For the records below, say how many lines contain the string "Cena". Give no other text.

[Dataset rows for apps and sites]
══════════

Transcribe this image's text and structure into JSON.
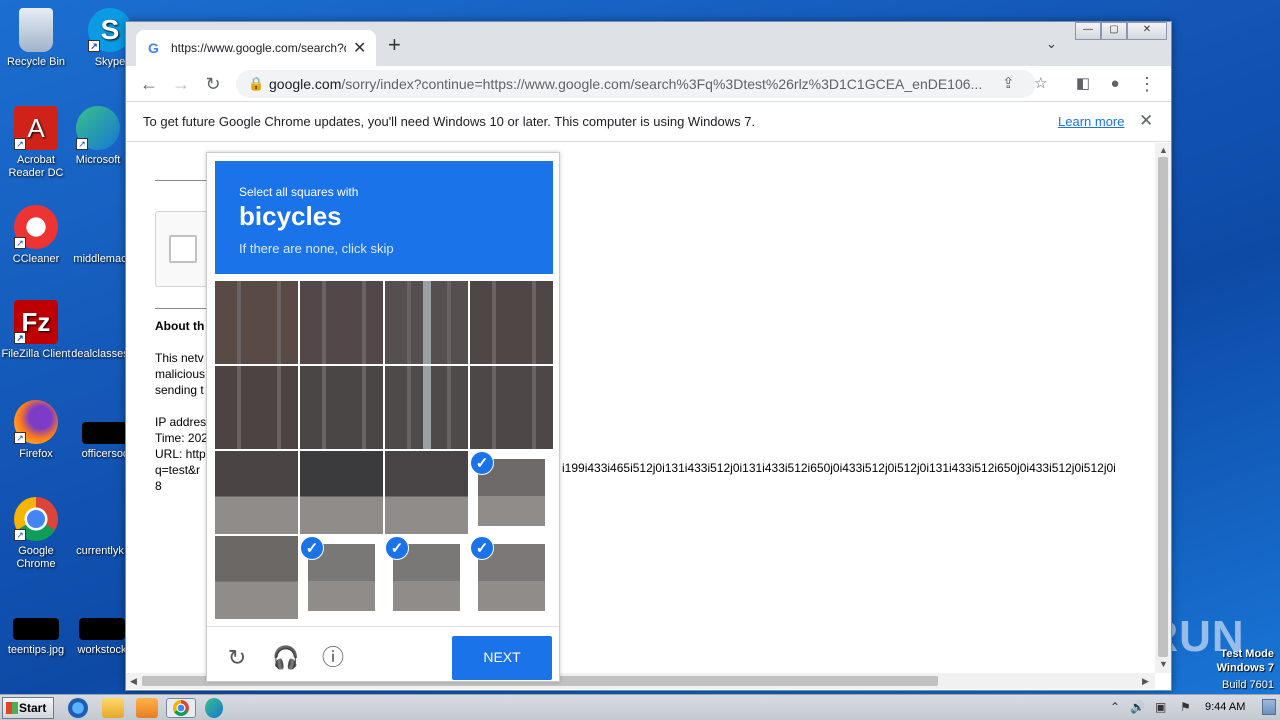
{
  "desktop": {
    "icons": [
      {
        "label": "Recycle Bin"
      },
      {
        "label": "Skype"
      },
      {
        "label": "Acrobat Reader DC"
      },
      {
        "label": "Microsoft"
      },
      {
        "label": "CCleaner"
      },
      {
        "label": "middlemac"
      },
      {
        "label": "FileZilla Client"
      },
      {
        "label": "dealclasses"
      },
      {
        "label": "Firefox"
      },
      {
        "label": "officersoc"
      },
      {
        "label": "Google Chrome"
      },
      {
        "label": "currentlyk"
      },
      {
        "label": "teentips.jpg"
      },
      {
        "label": "workstock"
      }
    ]
  },
  "browser": {
    "tab_title": "https://www.google.com/search?q=",
    "url_domain": "google.com",
    "url_rest": "/sorry/index?continue=https://www.google.com/search%3Fq%3Dtest%26rlz%3D1C1GCEA_enDE106...",
    "infobar_message": "To get future Google Chrome updates, you'll need Windows 10 or later. This computer is using Windows 7.",
    "infobar_link": "Learn more"
  },
  "page": {
    "about_heading": "About th",
    "para_lines": [
      "This netv",
      "malicious",
      "sending t"
    ],
    "info_lines": [
      "IP addres",
      "Time: 202",
      "URL: http",
      "q=test&r",
      "8"
    ],
    "url_fragment": "i199i433i465i512j0i131i433i512j0i131i433i512i650j0i433i512j0i512j0i131i433i512i650j0i433i512j0i512j0i"
  },
  "captcha": {
    "instruction": "Select all squares with",
    "target": "bicycles",
    "hint": "If there are none, click skip",
    "next_label": "NEXT",
    "selected_cells": [
      11,
      13,
      14,
      15
    ]
  },
  "taskbar": {
    "start_label": "Start",
    "clock": "9:44 AM"
  },
  "overlay": {
    "watermark": "ANY RUN",
    "test_mode": "Test Mode",
    "os": "Windows 7",
    "build": "Build 7601"
  }
}
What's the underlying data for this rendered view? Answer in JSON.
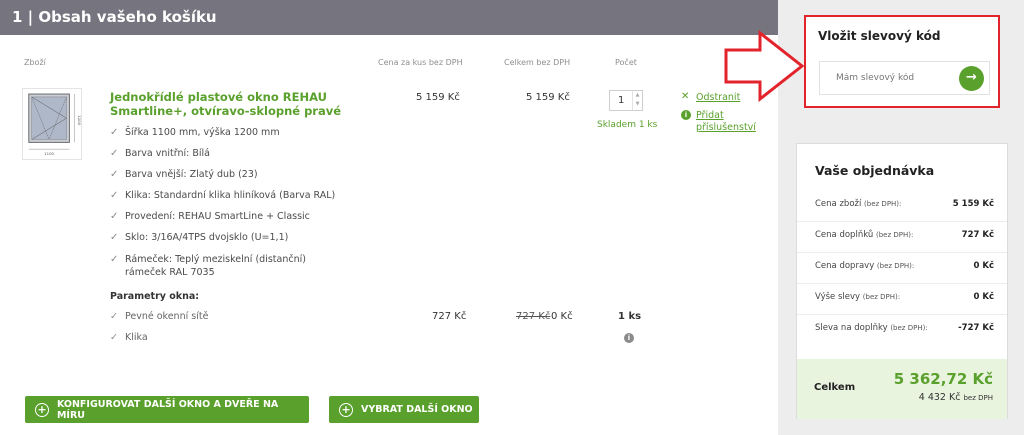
{
  "header": {
    "title": "1 | Obsah vašeho košíku"
  },
  "columns": {
    "item": "Zboží",
    "unit_price": "Cena za kus bez DPH",
    "total_price": "Celkem bez DPH",
    "quantity": "Počet"
  },
  "product": {
    "name": "Jednokřídlé plastové okno REHAU Smartline+, otvíravo-sklopné pravé",
    "unit_price": "5 159 Kč",
    "total_price": "5 159 Kč",
    "quantity": "1",
    "stock": "Skladem 1 ks",
    "actions": {
      "remove": "Odstranit",
      "add_accessories": "Přidat příslušenství"
    },
    "attributes": [
      "Šířka 1100 mm, výška 1200 mm",
      "Barva vnitřní: Bílá",
      "Barva vnější: Zlatý dub (23)",
      "Klika: Standardní klika hliníková (Barva RAL)",
      "Provedení: REHAU SmartLine + Classic",
      "Sklo: 3/16A/4TPS dvojsklo (U=1,1)",
      "Rámeček: Teplý meziskelní (distanční) rámeček RAL 7035"
    ],
    "thumbnail_labels": {
      "width": "1100",
      "height": "1200"
    }
  },
  "parameters": {
    "title": "Parametry okna:",
    "items": [
      {
        "label": "Pevné okenní sítě",
        "unit_price": "727 Kč",
        "old_price": "727 Kč",
        "total_price": "0 Kč",
        "quantity": "1 ks"
      },
      {
        "label": "Klika",
        "info": "i"
      }
    ]
  },
  "buttons": {
    "configure": "KONFIGUROVAT DALŠÍ OKNO A DVEŘE NA MÍRU",
    "choose": "VYBRAT DALŠÍ OKNO"
  },
  "discount": {
    "title": "Vložit slevový kód",
    "placeholder": "Mám slevový kód",
    "submit_icon": "arrow-right-icon"
  },
  "order": {
    "title": "Vaše objednávka",
    "rows": [
      {
        "label": "Cena zboží",
        "note": "(bez DPH):",
        "value": "5 159 Kč"
      },
      {
        "label": "Cena doplňků",
        "note": "(bez DPH):",
        "value": "727 Kč"
      },
      {
        "label": "Cena dopravy",
        "note": "(bez DPH):",
        "value": "0 Kč"
      },
      {
        "label": "Výše slevy",
        "note": "(bez DPH):",
        "value": "0 Kč"
      },
      {
        "label": "Sleva na doplňky",
        "note": "(bez DPH):",
        "value": "-727 Kč"
      }
    ],
    "total_label": "Celkem",
    "total_value": "5 362,72 Kč",
    "total_without_vat": "4 432 Kč",
    "total_without_vat_note": "bez DPH"
  },
  "colors": {
    "accent_green": "#5aa02c",
    "header_gray": "#76757f",
    "highlight_red": "#e3232b",
    "total_bg": "#e9f4df"
  }
}
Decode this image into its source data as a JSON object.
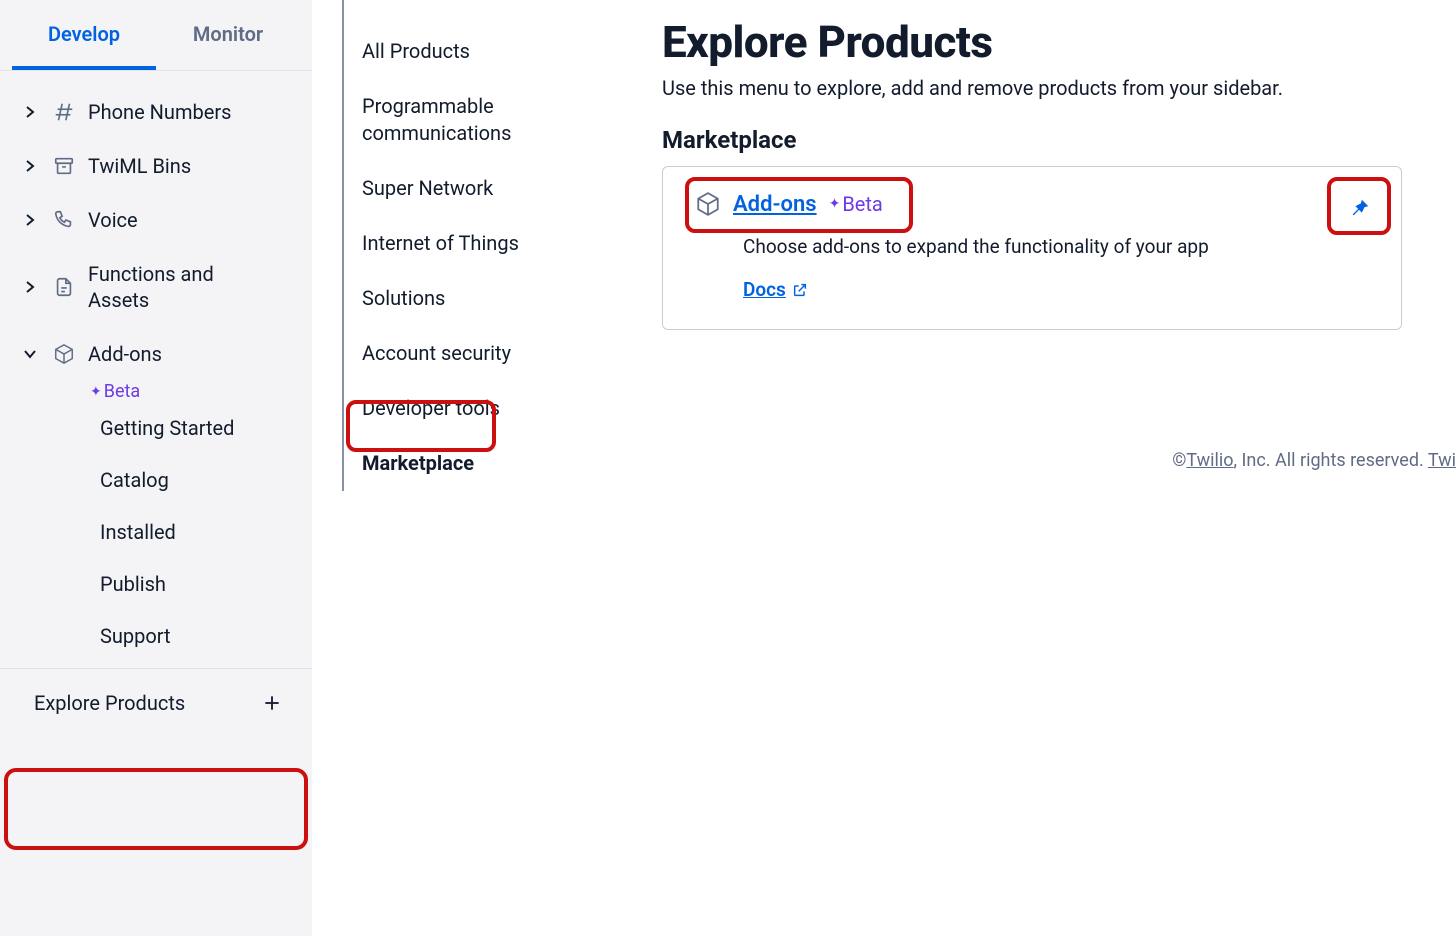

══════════

WRITTEN ANSWER → 4